* [Description of the task]: Retype the records below exactly. Leave nothing out.

*** Opening Available data ***

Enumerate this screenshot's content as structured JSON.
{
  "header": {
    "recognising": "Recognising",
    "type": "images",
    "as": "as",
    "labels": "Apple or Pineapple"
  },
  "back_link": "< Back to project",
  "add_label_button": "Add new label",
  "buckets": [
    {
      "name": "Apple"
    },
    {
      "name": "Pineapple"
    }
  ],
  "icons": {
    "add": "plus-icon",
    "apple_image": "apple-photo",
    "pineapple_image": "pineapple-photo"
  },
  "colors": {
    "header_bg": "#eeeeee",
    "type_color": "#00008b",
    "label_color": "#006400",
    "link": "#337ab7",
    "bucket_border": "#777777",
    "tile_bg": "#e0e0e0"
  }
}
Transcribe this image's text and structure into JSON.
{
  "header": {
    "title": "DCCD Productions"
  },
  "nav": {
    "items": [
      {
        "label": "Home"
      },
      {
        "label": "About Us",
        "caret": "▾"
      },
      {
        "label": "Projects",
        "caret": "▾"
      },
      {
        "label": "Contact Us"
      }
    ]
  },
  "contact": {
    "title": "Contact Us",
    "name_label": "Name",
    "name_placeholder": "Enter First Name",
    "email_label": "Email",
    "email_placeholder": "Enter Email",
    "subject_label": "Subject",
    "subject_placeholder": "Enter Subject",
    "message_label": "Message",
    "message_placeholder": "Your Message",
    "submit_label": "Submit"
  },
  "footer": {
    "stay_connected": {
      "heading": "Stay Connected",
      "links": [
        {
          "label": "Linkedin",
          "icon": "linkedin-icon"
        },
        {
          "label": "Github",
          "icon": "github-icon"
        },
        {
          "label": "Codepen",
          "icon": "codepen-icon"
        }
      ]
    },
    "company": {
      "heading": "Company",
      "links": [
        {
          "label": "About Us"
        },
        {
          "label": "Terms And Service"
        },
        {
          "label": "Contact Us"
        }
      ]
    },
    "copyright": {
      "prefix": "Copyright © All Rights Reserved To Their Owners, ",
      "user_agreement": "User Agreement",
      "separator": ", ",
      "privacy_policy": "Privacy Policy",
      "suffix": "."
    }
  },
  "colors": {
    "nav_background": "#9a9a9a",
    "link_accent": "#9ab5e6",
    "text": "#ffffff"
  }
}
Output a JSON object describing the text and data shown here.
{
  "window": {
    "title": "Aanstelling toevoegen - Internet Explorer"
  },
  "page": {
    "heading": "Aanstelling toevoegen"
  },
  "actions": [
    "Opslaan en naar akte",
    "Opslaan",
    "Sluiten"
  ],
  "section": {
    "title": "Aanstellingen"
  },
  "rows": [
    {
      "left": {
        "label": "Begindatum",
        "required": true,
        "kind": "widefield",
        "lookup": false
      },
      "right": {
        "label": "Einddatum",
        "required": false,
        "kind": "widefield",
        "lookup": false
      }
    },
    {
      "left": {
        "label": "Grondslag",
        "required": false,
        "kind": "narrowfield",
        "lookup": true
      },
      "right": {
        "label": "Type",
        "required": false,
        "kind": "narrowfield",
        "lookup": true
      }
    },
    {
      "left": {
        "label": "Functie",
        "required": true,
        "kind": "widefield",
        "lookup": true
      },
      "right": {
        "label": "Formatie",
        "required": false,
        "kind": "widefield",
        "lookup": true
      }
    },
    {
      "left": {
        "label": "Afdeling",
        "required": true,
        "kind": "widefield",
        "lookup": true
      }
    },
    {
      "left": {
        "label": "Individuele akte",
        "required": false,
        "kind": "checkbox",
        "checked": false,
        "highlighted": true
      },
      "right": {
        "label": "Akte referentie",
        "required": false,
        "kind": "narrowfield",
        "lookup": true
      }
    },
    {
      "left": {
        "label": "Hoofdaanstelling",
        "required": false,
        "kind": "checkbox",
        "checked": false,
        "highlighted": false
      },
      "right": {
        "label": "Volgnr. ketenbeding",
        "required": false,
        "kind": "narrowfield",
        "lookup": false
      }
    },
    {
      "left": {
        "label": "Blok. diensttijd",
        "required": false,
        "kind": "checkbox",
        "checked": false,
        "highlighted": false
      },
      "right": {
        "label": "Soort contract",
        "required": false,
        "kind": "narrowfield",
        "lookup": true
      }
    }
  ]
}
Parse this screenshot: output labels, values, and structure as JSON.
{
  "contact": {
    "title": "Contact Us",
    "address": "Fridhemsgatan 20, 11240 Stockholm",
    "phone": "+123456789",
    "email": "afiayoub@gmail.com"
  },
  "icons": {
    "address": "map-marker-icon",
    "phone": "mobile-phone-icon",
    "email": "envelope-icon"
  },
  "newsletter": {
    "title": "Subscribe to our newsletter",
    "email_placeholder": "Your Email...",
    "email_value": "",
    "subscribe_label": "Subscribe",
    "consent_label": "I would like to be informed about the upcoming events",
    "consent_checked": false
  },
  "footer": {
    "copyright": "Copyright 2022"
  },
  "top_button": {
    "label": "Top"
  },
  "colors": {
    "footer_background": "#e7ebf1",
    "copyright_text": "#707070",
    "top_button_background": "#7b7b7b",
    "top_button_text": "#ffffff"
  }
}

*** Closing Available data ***

* [Answer to this task]:
Enumerate this screenshot's content as structured JSON.
{
  "header": {
    "recognising": "Recognising",
    "type": "images",
    "as": "as",
    "labels": "Apple or Pineapple"
  },
  "back_link": "< Back to project",
  "add_label_button": "Add new label",
  "buckets": [
    {
      "name": "Apple"
    },
    {
      "name": "Pineapple"
    }
  ],
  "icons": {
    "add": "plus-icon",
    "apple_image": "apple-photo",
    "pineapple_image": "pineapple-photo"
  },
  "colors": {
    "header_bg": "#eeeeee",
    "type_color": "#00008b",
    "label_color": "#006400",
    "link": "#337ab7",
    "bucket_border": "#777777",
    "tile_bg": "#e0e0e0"
  }
}
Transcribe this image's text and structure into JSON.
{
  "header": {
    "title": "DCCD Productions"
  },
  "nav": {
    "items": [
      {
        "label": "Home"
      },
      {
        "label": "About Us",
        "caret": "▾"
      },
      {
        "label": "Projects",
        "caret": "▾"
      },
      {
        "label": "Contact Us"
      }
    ]
  },
  "contact": {
    "title": "Contact Us",
    "name_label": "Name",
    "name_placeholder": "Enter First Name",
    "email_label": "Email",
    "email_placeholder": "Enter Email",
    "subject_label": "Subject",
    "subject_placeholder": "Enter Subject",
    "message_label": "Message",
    "message_placeholder": "Your Message",
    "submit_label": "Submit"
  },
  "footer": {
    "stay_connected": {
      "heading": "Stay Connected",
      "links": [
        {
          "label": "Linkedin",
          "icon": "linkedin-icon"
        },
        {
          "label": "Github",
          "icon": "github-icon"
        },
        {
          "label": "Codepen",
          "icon": "codepen-icon"
        }
      ]
    },
    "company": {
      "heading": "Company",
      "links": [
        {
          "label": "About Us"
        },
        {
          "label": "Terms And Service"
        },
        {
          "label": "Contact Us"
        }
      ]
    },
    "copyright": {
      "prefix": "Copyright © All Rights Reserved To Their Owners, ",
      "user_agreement": "User Agreement",
      "separator": ", ",
      "privacy_policy": "Privacy Policy",
      "suffix": "."
    }
  },
  "colors": {
    "nav_background": "#9a9a9a",
    "link_accent": "#9ab5e6",
    "text": "#ffffff"
  }
}
Output a JSON object describing the text and data shown here.
{
  "window": {
    "title": "Aanstelling toevoegen - Internet Explorer"
  },
  "page": {
    "heading": "Aanstelling toevoegen"
  },
  "actions": [
    "Opslaan en naar akte",
    "Opslaan",
    "Sluiten"
  ],
  "section": {
    "title": "Aanstellingen"
  },
  "rows": [
    {
      "left": {
        "label": "Begindatum",
        "required": true,
        "kind": "widefield",
        "lookup": false
      },
      "right": {
        "label": "Einddatum",
        "required": false,
        "kind": "widefield",
        "lookup": false
      }
    },
    {
      "left": {
        "label": "Grondslag",
        "required": false,
        "kind": "narrowfield",
        "lookup": true
      },
      "right": {
        "label": "Type",
        "required": false,
        "kind": "narrowfield",
        "lookup": true
      }
    },
    {
      "left": {
        "label": "Functie",
        "required": true,
        "kind": "widefield",
        "lookup": true
      },
      "right": {
        "label": "Formatie",
        "required": false,
        "kind": "widefield",
        "lookup": true
      }
    },
    {
      "left": {
        "label": "Afdeling",
        "required": true,
        "kind": "widefield",
        "lookup": true
      }
    },
    {
      "left": {
        "label": "Individuele akte",
        "required": false,
        "kind": "checkbox",
        "checked": false,
        "highlighted": true
      },
      "right": {
        "label": "Akte referentie",
        "required": false,
        "kind": "narrowfield",
        "lookup": true
      }
    },
    {
      "left": {
        "label": "Hoofdaanstelling",
        "required": false,
        "kind": "checkbox",
        "checked": false,
        "highlighted": false
      },
      "right": {
        "label": "Volgnr. ketenbeding",
        "required": false,
        "kind": "narrowfield",
        "lookup": false
      }
    },
    {
      "left": {
        "label": "Blok. diensttijd",
        "required": false,
        "kind": "checkbox",
        "checked": false,
        "highlighted": false
      },
      "right": {
        "label": "Soort contract",
        "required": false,
        "kind": "narrowfield",
        "lookup": true
      }
    }
  ]
}
Parse this screenshot: output labels, values, and structure as JSON.
{
  "contact": {
    "title": "Contact Us",
    "address": "Fridhemsgatan 20, 11240 Stockholm",
    "phone": "+123456789",
    "email": "afiayoub@gmail.com"
  },
  "icons": {
    "address": "map-marker-icon",
    "phone": "mobile-phone-icon",
    "email": "envelope-icon"
  },
  "newsletter": {
    "title": "Subscribe to our newsletter",
    "email_placeholder": "Your Email...",
    "email_value": "",
    "subscribe_label": "Subscribe",
    "consent_label": "I would like to be informed about the upcoming events",
    "consent_checked": false
  },
  "footer": {
    "copyright": "Copyright 2022"
  },
  "top_button": {
    "label": "Top"
  },
  "colors": {
    "footer_background": "#e7ebf1",
    "copyright_text": "#707070",
    "top_button_background": "#7b7b7b",
    "top_button_text": "#ffffff"
  }
}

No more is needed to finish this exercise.